↓↓↓
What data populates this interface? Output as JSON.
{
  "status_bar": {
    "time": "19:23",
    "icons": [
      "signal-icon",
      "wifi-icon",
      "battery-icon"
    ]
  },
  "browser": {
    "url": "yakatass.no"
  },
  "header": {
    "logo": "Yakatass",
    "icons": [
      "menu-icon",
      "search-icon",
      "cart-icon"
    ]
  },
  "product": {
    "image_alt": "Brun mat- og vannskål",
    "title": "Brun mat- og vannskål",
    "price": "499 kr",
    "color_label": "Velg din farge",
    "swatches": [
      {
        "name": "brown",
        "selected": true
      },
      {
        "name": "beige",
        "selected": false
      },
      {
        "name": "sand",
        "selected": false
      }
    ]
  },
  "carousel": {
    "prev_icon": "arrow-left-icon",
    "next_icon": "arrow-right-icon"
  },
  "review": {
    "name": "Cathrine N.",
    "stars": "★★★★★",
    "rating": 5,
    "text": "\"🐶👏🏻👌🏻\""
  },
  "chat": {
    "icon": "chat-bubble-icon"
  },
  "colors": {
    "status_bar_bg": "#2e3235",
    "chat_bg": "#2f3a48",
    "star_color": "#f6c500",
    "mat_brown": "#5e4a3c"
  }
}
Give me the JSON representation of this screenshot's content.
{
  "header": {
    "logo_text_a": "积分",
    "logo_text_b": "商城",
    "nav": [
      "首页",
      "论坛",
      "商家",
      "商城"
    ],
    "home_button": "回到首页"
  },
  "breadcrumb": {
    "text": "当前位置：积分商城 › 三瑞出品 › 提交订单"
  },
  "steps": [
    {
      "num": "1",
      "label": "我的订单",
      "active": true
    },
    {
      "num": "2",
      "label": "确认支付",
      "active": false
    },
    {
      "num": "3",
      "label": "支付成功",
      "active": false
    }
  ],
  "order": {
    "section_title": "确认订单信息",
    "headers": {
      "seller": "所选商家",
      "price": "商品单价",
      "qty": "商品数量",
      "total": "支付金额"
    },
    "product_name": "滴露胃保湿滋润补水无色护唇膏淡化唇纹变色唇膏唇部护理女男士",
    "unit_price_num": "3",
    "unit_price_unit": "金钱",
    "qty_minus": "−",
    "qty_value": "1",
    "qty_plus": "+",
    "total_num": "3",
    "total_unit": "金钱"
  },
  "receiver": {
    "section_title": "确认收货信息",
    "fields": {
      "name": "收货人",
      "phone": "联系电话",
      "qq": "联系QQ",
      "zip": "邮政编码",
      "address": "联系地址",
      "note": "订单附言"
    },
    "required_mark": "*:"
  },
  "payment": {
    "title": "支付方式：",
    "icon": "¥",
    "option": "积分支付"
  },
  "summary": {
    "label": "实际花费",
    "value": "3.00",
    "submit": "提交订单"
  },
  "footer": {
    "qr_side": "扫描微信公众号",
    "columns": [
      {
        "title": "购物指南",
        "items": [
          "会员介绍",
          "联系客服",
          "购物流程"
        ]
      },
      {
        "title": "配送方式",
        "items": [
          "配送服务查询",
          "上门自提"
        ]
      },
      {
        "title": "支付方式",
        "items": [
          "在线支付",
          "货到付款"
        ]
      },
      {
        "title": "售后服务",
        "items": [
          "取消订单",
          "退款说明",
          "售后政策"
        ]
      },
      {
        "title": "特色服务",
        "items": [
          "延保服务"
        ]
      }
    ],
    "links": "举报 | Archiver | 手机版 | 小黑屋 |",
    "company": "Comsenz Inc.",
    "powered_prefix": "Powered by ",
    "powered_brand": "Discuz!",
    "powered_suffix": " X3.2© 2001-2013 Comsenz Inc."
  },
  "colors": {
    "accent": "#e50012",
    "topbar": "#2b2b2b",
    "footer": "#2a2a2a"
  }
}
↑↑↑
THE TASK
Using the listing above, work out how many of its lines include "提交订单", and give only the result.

RESULT
2